IRS will attack this scheme, which it can often detect just by looking at the S Corporation’s return. One tip-off is a low or zero number for “Compensation of officers.” Another is the entry for “Loans to shareholders”—since funds owner-employees withdraw to live on are called “loans.”
IRS typically then says that the amount owner-employees withdraw (as profits or loans), or the amounts on the books as S Corporation profits, are salary subject to employment tax (as well as income tax). And penalties may be added, for negligence or failure to collect and pay over employment tax.
Such a fate befell a lawyer in a recent case, who had borrowed from his S Corporation law firm instead of drawing a salary. IRS and the courts said the loans were wages subject to employment tax, and slapped on a tax penalty for failure to collect and pay over employment tax. IRS went a bit easier on an S Corporation owner-employee in another recent case. This time it looked at statistics on pay in comparable businesses in the area and used an amount so determined as the pay subject to employment tax. This was less than the S Corporation’s earnings; the difference escaped employment tax. The court went along with this approach.

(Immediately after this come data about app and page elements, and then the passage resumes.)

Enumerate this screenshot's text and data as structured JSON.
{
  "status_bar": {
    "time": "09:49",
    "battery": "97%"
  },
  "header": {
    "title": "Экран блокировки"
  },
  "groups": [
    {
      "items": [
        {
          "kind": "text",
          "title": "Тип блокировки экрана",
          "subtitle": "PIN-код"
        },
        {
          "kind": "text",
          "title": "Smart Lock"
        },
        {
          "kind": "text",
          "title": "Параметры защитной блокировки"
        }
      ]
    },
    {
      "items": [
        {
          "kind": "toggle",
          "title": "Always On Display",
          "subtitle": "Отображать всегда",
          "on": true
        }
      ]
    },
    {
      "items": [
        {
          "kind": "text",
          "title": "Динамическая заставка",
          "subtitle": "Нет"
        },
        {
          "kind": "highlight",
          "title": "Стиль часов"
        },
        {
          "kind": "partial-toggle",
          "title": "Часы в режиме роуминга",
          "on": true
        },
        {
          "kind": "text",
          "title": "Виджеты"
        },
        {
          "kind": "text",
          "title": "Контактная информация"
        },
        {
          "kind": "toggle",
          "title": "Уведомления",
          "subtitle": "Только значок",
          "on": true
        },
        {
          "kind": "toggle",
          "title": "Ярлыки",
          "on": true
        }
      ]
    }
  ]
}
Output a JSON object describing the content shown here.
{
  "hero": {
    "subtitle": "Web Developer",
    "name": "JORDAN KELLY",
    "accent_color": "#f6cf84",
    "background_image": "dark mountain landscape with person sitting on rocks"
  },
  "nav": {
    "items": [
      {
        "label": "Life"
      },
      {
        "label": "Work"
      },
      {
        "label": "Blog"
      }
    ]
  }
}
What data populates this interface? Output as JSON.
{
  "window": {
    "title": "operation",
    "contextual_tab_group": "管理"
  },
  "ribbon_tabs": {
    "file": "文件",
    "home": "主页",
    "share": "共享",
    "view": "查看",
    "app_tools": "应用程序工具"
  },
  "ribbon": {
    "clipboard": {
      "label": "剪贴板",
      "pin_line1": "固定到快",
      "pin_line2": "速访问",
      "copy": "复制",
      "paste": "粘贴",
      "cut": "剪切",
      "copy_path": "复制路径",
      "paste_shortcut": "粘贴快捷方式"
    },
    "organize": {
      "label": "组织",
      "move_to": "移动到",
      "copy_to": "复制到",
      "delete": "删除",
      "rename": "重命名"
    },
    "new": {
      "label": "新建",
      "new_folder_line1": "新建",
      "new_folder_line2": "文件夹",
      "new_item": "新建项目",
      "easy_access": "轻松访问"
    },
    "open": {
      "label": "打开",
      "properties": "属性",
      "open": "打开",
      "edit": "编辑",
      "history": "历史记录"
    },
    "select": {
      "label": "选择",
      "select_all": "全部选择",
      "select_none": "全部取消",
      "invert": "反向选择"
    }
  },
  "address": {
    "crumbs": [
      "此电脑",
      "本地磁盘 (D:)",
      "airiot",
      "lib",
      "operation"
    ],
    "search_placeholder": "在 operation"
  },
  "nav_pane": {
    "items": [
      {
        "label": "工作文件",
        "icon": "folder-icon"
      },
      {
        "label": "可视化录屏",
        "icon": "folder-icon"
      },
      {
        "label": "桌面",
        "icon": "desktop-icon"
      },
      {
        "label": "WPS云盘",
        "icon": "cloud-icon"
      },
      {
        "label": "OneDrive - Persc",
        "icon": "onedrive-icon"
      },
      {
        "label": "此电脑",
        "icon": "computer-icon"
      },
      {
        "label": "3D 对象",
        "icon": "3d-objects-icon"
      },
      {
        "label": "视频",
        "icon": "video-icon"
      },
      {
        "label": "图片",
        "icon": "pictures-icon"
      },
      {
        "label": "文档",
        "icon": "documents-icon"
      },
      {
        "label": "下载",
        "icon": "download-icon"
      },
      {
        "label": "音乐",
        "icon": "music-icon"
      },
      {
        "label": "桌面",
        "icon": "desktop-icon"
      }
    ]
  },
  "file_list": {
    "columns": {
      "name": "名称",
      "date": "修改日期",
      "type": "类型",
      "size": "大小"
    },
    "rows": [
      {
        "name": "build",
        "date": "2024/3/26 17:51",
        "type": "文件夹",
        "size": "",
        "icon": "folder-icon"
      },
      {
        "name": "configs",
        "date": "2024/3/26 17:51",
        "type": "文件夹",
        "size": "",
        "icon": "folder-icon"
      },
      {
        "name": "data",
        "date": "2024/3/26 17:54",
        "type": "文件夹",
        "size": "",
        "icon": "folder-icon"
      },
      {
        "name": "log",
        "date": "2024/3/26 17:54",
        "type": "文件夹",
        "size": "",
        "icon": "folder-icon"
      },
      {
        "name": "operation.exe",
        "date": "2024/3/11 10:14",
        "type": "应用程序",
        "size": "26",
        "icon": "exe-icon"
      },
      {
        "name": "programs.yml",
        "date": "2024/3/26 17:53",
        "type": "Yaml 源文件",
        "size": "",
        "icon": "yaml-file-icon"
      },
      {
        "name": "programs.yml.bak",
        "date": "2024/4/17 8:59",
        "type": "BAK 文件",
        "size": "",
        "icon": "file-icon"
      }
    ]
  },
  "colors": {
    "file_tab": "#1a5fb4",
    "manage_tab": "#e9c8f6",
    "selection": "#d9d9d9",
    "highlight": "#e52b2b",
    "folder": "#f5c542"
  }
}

Tax advisors who are consulted in advance will advise owner-employees to take some salary, at the low end of what’s reasonable, to pre-empt an IRS claim that the S Corporation profit is really salary too. In this case, the IRS used its own definition of reasonableness, after the fact, a definition gentler on the S Corporation than IRS often is.
Could be that a salary figure in this case, arrived at beforehand with a tax advisor’s guidance on what IRS examining agents will let stand as reasonable, would have gone unquestioned.
You should consult a tax professional when applying any of these tax planning suggestions.